ATLANTA — Washington Nationals’ right-hander Stephen Strasburg was pulled from Friday night’s 3-2 win over the the Atlanta Braves after two innings with what manager Davey Johnson termed a “strained right oblique muscle.”
The issue had been “nagging” him in the past few starts while he warmed up, Strasburg said, but it would disappear when he got on the mound. Strasburg had turned in his three most dominant starts of the season before Friday night, but this time the pain increased in the game instead of dissipating.
“It’s something that’ s just been nagging a little bit the past few starts, and I’ve been pitching really well,” Strasburg said. “So I don’t really think about it too much. It just seemed like it started to nag me just a little bit more and more. You don’t want it to get worse to where I’ll be on the shelf for an extended period of time.”
Strasburg will return to D.C. on Saturday to visit with Nationals medical director Wiemi Douoguih to determine the extent of the injury and the best way to proceed. Johnson said Nationals did not plan to make an immediate roster move and, with an off-day on Monday, could avoid doing so until June 8.
However, right-hander Erik Davis tweeted just before 1 a.m. on Saturday that he’d gotten the “call of a lifetime,” and was “headed to the show!” That would indicate that the Nationals have a roster move coming.
Strasburg came off the field following the second inning and pitching coach Steve McCatty immediately went to the bullpen phone to get right-hander Craig Stammen up and warming. A long conversation among Strasburg, manager Davey Johnson, McCatty and Nationals trainer Lee Kuntz followed.
Eventually, McCatty was the only one doing the talking and Strasburg’s face displayed a mix of disappointment, anger and frustration.
“He’s a gamer, he wanted to continue,” Johnson said. “But I saw him wincing every throw he made, and even Suzuki made the sign, you know, like, ‘It’s not real good.’ I’m not gonna take a chance with his arm. That’s the main concern. The side will heal, but when you try to do too much with your hose out there, it’s dangerous. So he was not going to continue.”
“Honestly, I could have gone out there and kept pitching,” Strasburg said. “My command wasn’t there, but I think I definitely could have pitched through it. But, you know, Davey didn’t want to take the chance. You just got to be proactive about it, get the treatment. Hopefully, I should be able to make the next start.
“There’s a lot of times you go out there and you don’t feel 100 percent. You just go out there and gut through it. It was tough, because he kind of had his mind made up. As much as I was saying, as much as I was trying to convince him, he didn’t want me to go out there.”
Strasburg allowed a solo home run to Freddie Freeman to open the inning on a 97-mph fastball, but the right-hander got the next three batters out.
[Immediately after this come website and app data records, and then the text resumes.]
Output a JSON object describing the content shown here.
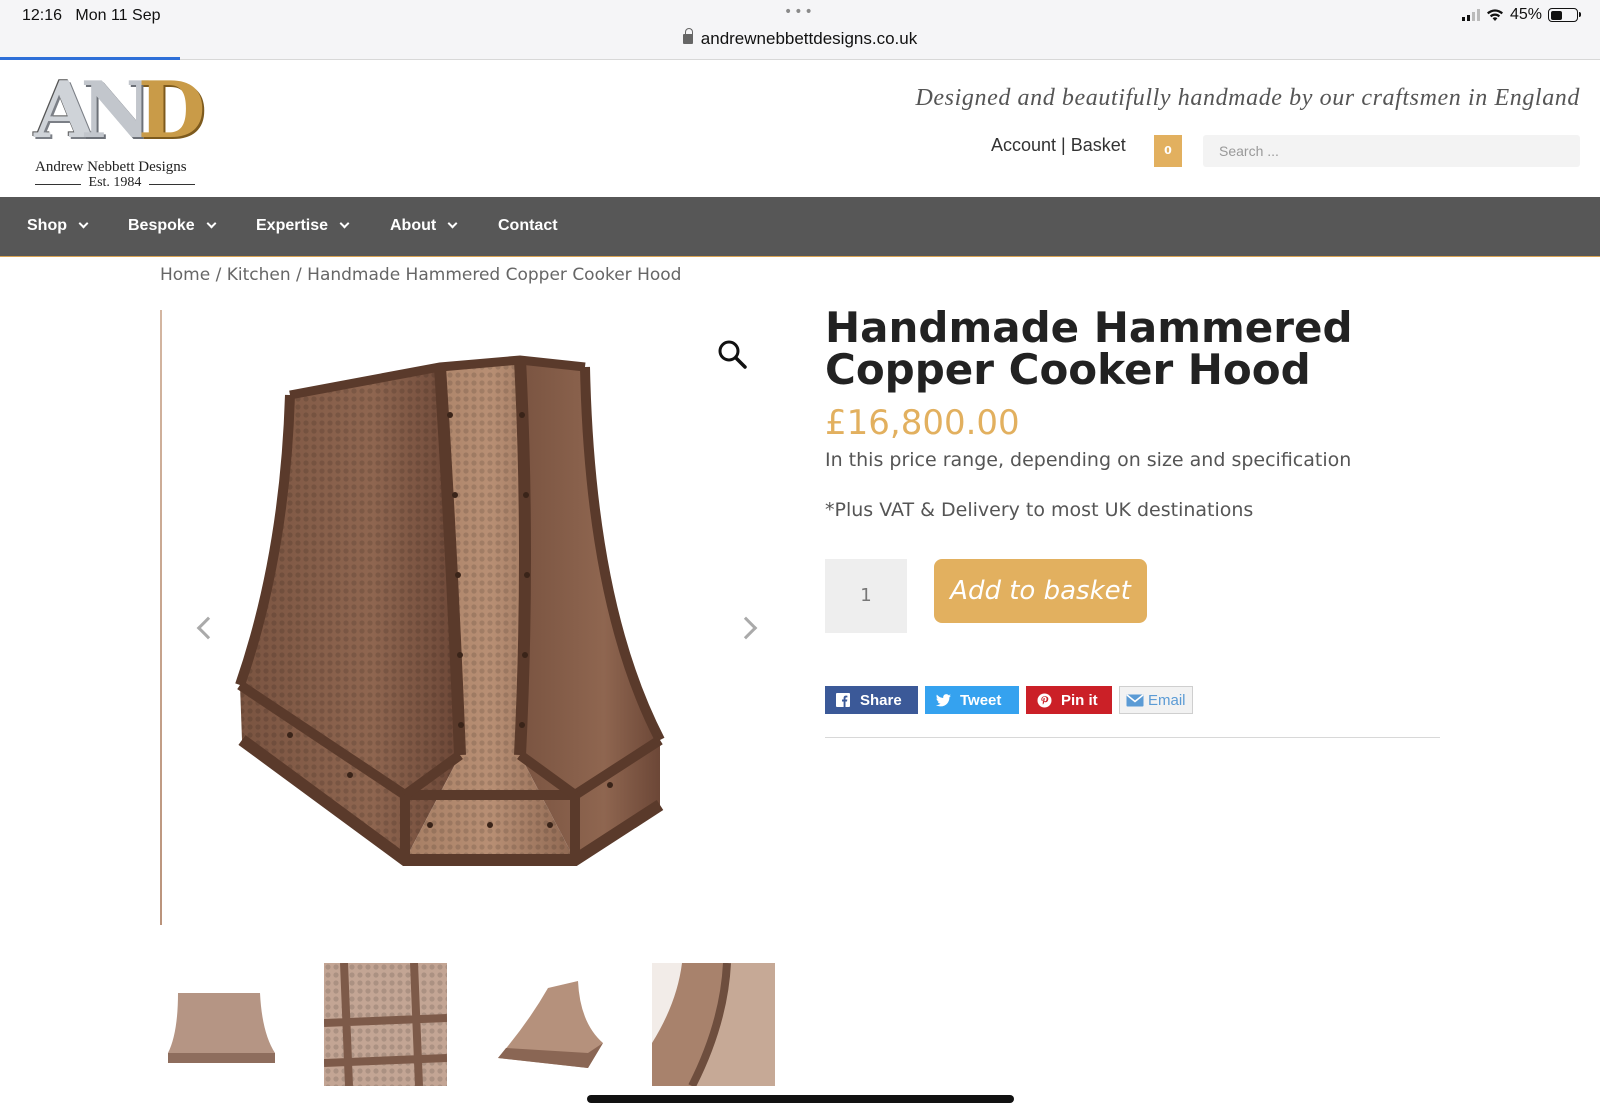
{
  "status_bar": {
    "time": "12:16",
    "date": "Mon 11 Sep",
    "url": "andrewnebbettdesigns.co.uk",
    "battery": "45%",
    "battery_level": 0.45
  },
  "brand": {
    "logo_letters": "AND",
    "name": "Andrew Nebbett Designs",
    "established": "Est. 1984",
    "tagline": "Designed and beautifully handmade by our craftsmen in England",
    "accent_color": "#e2b05f",
    "nav_color": "#575757"
  },
  "header": {
    "account_basket": "Account | Basket",
    "basket_count": "0",
    "search_placeholder": "Search ..."
  },
  "nav": {
    "items": [
      {
        "label": "Shop",
        "has_menu": true
      },
      {
        "label": "Bespoke",
        "has_menu": true
      },
      {
        "label": "Expertise",
        "has_menu": true
      },
      {
        "label": "About",
        "has_menu": true
      },
      {
        "label": "Contact",
        "has_menu": false
      }
    ]
  },
  "breadcrumb": "Home / Kitchen / Handmade Hammered Copper Cooker Hood",
  "product": {
    "title": "Handmade Hammered Copper Cooker Hood",
    "price": "£16,800.00",
    "price_note": "In this price range, depending on size and specification",
    "vat_note": "*Plus VAT & Delivery to most UK destinations",
    "quantity": "1",
    "add_to_basket": "Add to basket"
  },
  "share": {
    "facebook": "Share",
    "twitter": "Tweet",
    "pinterest": "Pin it",
    "email": "Email"
  },
  "icons": [
    "lock-icon",
    "signal-icon",
    "wifi-icon",
    "battery-icon",
    "zoom-icon",
    "chevron-left-icon",
    "chevron-right-icon",
    "facebook-icon",
    "twitter-icon",
    "pinterest-icon",
    "mail-icon"
  ]
}
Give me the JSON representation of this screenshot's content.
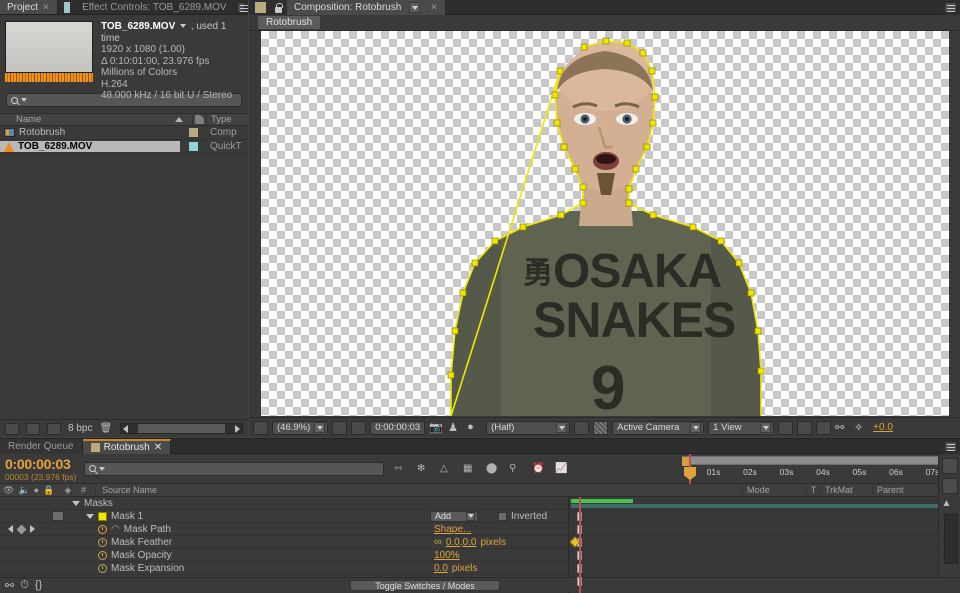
{
  "project": {
    "tabs": [
      {
        "label": "Project",
        "active": true,
        "closable": true
      },
      {
        "label": "Effect Controls: TOB_6289.MOV",
        "active": false,
        "closable": false
      }
    ],
    "asset": {
      "title": "TOB_6289.MOV",
      "used": ", used 1 time",
      "dimensions": "1920 x 1080 (1.00)",
      "duration": "Δ 0:10:01:00, 23.976 fps",
      "colors": "Millions of Colors",
      "codec": "H.264",
      "audio": "48.000 kHz / 16 bit U / Stereo"
    },
    "search_placeholder": "",
    "columns": {
      "name": "Name",
      "type": "Type"
    },
    "items": [
      {
        "name": "Rotobrush",
        "type": "Comp",
        "icon": "composition-icon",
        "selected": false
      },
      {
        "name": "TOB_6289.MOV",
        "type": "QuickT",
        "icon": "movie-icon",
        "selected": true
      }
    ],
    "footer": {
      "bit_depth": "8 bpc"
    }
  },
  "composition": {
    "tabs": [
      {
        "label": "Composition: Rotobrush",
        "active": true,
        "closable": true
      }
    ],
    "breadcrumb": "Rotobrush",
    "toolbar": {
      "zoom": "(46.9%)",
      "timecode": "0:00:00:03",
      "resolution": "(Half)",
      "camera": "Active Camera",
      "views": "1 View",
      "exposure": "+0.0"
    },
    "shirt": {
      "kanji": "勇",
      "line1": "OSAKA",
      "line2": "SNAKES",
      "number": "9"
    }
  },
  "timeline": {
    "tabs": [
      {
        "label": "Render Queue",
        "active": false,
        "closable": false
      },
      {
        "label": "Rotobrush",
        "active": true,
        "closable": true
      }
    ],
    "timecode": "0:00:00:03",
    "frame_info": "00003 (23.976 fps)",
    "search_placeholder": "",
    "columns": {
      "hash": "#",
      "source_name": "Source Name",
      "mode": "Mode",
      "t": "T",
      "trkmat": "TrkMat",
      "parent": "Parent"
    },
    "ruler_ticks": [
      "01s",
      "02s",
      "03s",
      "04s",
      "05s",
      "06s",
      "07s"
    ],
    "rows": [
      {
        "name": "Masks",
        "kind": "group",
        "indent": 1
      },
      {
        "name": "Mask 1",
        "kind": "mask",
        "indent": 2,
        "mode": "Add",
        "inverted_label": "Inverted",
        "swatch": "#f2e600"
      },
      {
        "name": "Mask Path",
        "kind": "prop",
        "indent": 3,
        "value": "Shape...",
        "keyframed": true
      },
      {
        "name": "Mask Feather",
        "kind": "prop",
        "indent": 3,
        "value": "0.0,0.0",
        "unit": "pixels",
        "linked": true
      },
      {
        "name": "Mask Opacity",
        "kind": "prop",
        "indent": 3,
        "value": "100%",
        "unit": ""
      },
      {
        "name": "Mask Expansion",
        "kind": "prop",
        "indent": 3,
        "value": "0.0",
        "unit": "pixels"
      }
    ],
    "footer": {
      "toggle": "Toggle Switches / Modes"
    }
  },
  "colors": {
    "accent_orange": "#e0a33c",
    "mask_yellow": "#f2e600",
    "playhead_red": "#c0504d",
    "render_green": "#49c24a",
    "panel_bg": "#3a3a3a"
  }
}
During Brian McCann’s at-bat, Strasburg’s fastball, which had been in the upper-90-mph range early on Friday, dropped into the mid-90s. He appeared to look uncomfortable on the mound and seemed to be stretching and rolling his shoulders between pitches. After McCann ground out to second base, catcher Kurt Suzuki went out and talked with Strasburg.
“Every pitch he was wiggling,” Suzuki said. “I had to double-pump every pitch because I couldn’t throw the ball back to him. So you knew something was physically wrong with him. I didn’t talk to (McCatty) or anything, so I didn’t know what was bothering him. But he was trying to say he was fine. He was throwing 98. I said, ‘Stras, your mechanics are great, you’re throwing 98. What do you want me to say?’”
“You say your mechanics are great, but still, something is not right in there. You keep going out there, you’re probably going to hurt it more. It’s not like a bruise or anything. It’s something else.”
Strasburg then struck out Dan Uggla with mostly offspeed pitches to end the inning, going fastball, curveball, curveball, changeup, curveball.
“It was more so after I threw the pitch (that it would hurt),” Strasburg said. “I think that was kind of affecting the way I was finishing everything. It’s kind of hard when you know what you’re going to feel after you throw the pitch. You just kind of go out there and try and trick your mind, thinking it’s not going to happen. But it is what it is. I can’t do anything about it. I’ve just got to take the next step and go back up to D.C., have Wiemi look at it and see what happens.”
He was relieved by Stammen, who tossed four perfect innings of relief to help save the game for the Nationals and earn the win. Stammen is now unavailable for at least a few days, as is Tyler Clippard, who threw 32 pitches, which is likely why Davis was added.
If Strasburg is out for an extended period of time, it would be just the latest blow to a Nationals team that is already dealing with injuries to Jayson Werth, Harper, Wilson Ramos and Ross Detwiler.
“Really,” Johnson said. “We seem to be having all kinds of problems, but we’ll get through it and hopefully Stras won’t miss too much time.”
The Nationals’ starting pitching depth is an area where they’re particularly thin. When Detwiler went on the disabled list with a right back muscle strain, the Nationals called up prospect Nate Karns from Double-A. A prolonged absence by Strasburg — with Detwiler still out — would, no doubt, be a significant issue for them to overcome.
With Davis coming up, perhaps Stammen would be a candidate to make that start in Strasburg’s place.
Davis had a 3.00 ERA with 27 strikeouts in 24 innings of relief with Triple-A Syracuse.